I received an ARC from the publishers in exchange for an honest review. It has not affected my opinions.
Genre: Sci-fi Age Range: Adult Star Rating: 5 stars Series: standalone
Fleeing the final days of the generations-long war with the alien Felen, smuggler Jereth Keeven’s freighter the Jonah breaks down in a strange rift in deep space, with little chance of rescue—until they encounter the research vessel Gallion, which claims to be from 152 years in the future.
The Gallion’s chief engineer Uma Ozakka has always been fascinated with the past, especially the tale of the Fortunate Five, who ended the war with the Felen. When the Gallion rescues a run-down junk freighter, Ozakka is shocked to recognize the Five’s legendary ship—and the Five’s famed leader, Eldric Leesongronski, among the crew.
But nothing else about Leesongronski and his crewmates seems to match up with the historical record. With their ships running out of power in the rift, more than the lives of both crews may be at stake.
Synopsis taken from Goodreads. Add to your shelves here.
UNDER FORTUNATE STARS is a delightfully intricate, twisty time travel book where a vessel crucial to peace and one over a century and a half later both slip through space time. I loved watching them having to work together despite the expectations put on the Jonah‘s crew and their reactions to it.
This is a time travel book that isn’t constantly zipping through time. It’s a few time periods getting yanked out of time together and interacting – and then working out how to fix it and what it would mean for the future and past. It felt like a really neat way of doing it, different to how I often see time travel (where you “run” events again.) Plus it was a nice way of hypothetically considering consequences without leaving the door open to potential plot holes (like “well, there’s no real stakes because if it goes wrong, what stops you running it again?” type issues.)
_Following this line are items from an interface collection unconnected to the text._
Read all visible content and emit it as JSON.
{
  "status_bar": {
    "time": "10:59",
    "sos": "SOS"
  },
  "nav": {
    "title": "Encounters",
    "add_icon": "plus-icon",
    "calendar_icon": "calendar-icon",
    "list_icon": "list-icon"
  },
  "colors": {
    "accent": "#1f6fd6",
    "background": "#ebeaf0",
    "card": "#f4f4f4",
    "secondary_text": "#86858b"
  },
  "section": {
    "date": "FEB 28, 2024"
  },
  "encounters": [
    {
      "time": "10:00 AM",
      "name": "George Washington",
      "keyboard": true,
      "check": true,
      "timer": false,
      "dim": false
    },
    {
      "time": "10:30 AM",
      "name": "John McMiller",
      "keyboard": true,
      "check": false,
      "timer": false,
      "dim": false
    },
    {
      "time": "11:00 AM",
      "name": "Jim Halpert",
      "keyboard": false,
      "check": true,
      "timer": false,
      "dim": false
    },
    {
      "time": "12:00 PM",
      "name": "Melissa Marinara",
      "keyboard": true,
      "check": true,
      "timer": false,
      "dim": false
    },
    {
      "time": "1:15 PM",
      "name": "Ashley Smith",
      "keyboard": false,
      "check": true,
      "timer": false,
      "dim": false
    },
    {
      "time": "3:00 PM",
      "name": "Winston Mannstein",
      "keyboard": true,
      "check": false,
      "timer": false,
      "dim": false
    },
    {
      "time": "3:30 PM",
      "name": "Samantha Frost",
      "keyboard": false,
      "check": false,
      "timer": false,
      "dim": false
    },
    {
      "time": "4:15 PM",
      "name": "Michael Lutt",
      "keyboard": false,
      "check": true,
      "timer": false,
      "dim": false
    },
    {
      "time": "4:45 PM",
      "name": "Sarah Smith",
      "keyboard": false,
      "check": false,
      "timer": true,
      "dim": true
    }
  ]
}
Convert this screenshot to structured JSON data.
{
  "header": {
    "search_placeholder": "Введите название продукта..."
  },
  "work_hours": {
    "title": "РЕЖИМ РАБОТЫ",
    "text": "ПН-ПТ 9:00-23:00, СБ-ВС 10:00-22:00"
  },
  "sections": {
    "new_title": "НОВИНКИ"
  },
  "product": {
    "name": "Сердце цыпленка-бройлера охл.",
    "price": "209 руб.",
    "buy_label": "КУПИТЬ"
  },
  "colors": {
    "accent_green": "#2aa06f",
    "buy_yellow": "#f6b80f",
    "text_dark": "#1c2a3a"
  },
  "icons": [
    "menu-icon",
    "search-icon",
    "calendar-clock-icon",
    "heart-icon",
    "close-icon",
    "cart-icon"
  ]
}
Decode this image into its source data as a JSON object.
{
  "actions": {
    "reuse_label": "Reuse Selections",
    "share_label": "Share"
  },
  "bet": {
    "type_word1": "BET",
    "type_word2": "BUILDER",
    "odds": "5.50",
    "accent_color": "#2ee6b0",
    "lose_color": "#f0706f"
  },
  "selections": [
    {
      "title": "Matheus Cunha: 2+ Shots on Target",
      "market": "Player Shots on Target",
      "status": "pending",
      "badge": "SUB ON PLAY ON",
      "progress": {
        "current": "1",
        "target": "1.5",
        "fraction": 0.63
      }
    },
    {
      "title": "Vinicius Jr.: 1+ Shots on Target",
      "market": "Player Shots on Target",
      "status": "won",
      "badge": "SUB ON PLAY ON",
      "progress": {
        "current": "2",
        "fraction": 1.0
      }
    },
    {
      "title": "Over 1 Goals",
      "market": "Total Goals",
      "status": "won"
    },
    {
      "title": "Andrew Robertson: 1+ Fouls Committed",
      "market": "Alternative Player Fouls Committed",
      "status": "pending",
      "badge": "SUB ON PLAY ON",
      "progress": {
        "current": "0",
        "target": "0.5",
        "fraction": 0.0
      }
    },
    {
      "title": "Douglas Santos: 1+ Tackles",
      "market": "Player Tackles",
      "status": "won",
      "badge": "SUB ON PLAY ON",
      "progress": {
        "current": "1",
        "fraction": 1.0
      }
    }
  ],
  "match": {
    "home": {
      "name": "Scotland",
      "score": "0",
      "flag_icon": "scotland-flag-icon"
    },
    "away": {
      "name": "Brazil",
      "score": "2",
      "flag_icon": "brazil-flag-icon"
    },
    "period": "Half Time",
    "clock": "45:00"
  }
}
The stakes are really good example of being life-or-death for the cast and the universe, and being compelling without the need for another “personal motivator” (like a beloved family member being at risk in some new way.) It’s “if we cannot fix this and get to our own times we are going to die from entropy and there’s no chance of being rescued as we are literally outside of time/unreachable” with a side helping of “and if we can’t fix it then the future never happens.” If they mess up, there are no second chances – for them or the universe – so the tension is high.
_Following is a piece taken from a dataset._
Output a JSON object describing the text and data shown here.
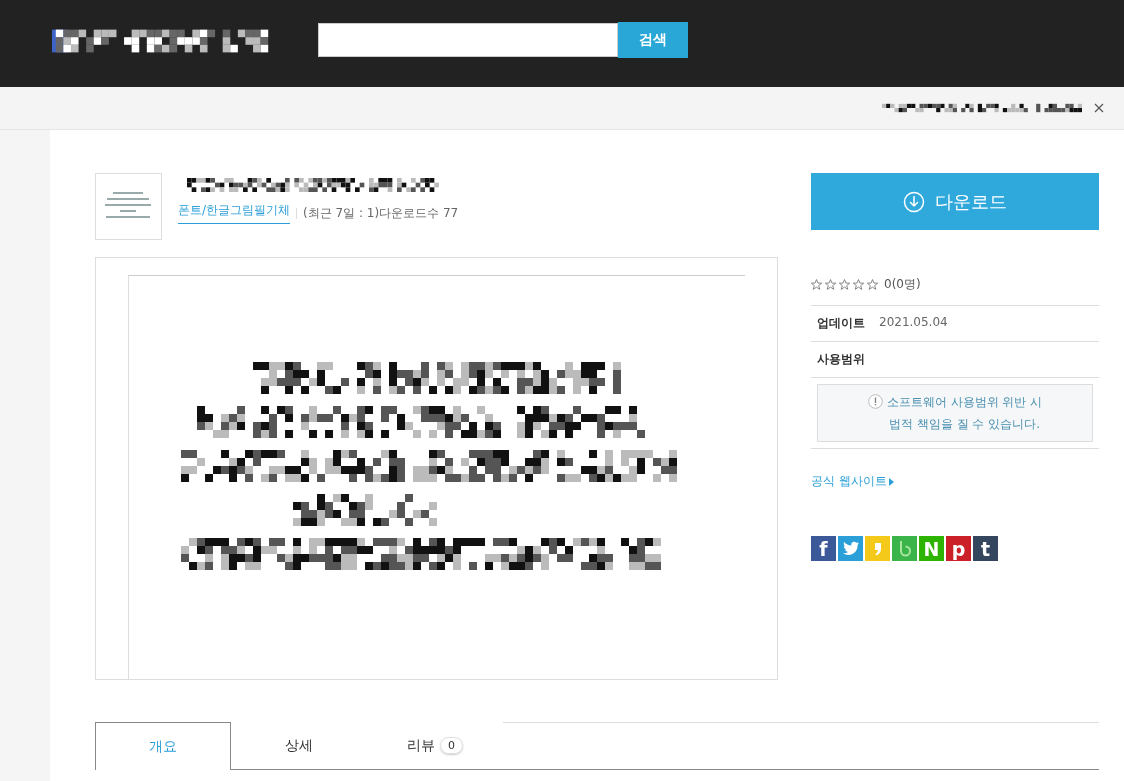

There is a really nice mystery around “the fortunate five” – the people who saved the galaxy from war. The identities of three are known, so there’s a mystery of how and why they would become those people (as they’re not all starting off pro-peace.) The mystery about the other two is who will they be from the crews? I liked having the mix of these two as it gave a variety to the uncertainties over how the past would resolve so that the future wouldn’t implode.
It’s a book told mostly in “the present” (of them all being together) but also across various pasts for the characters, which leads to all sort of events tying them together (and setting up plot elements.) These past elements wind together in an ultimately satisfying way. There were a few that I wasn’t sure how they’d link initially, and then as those timelines played out finally saw how it would connect in. Plus there were a few were I was fooled into thinking I knew the entire linkage only to have more connections brought in!
In all, it’s a great debut and I look forward to more books by Hutchings.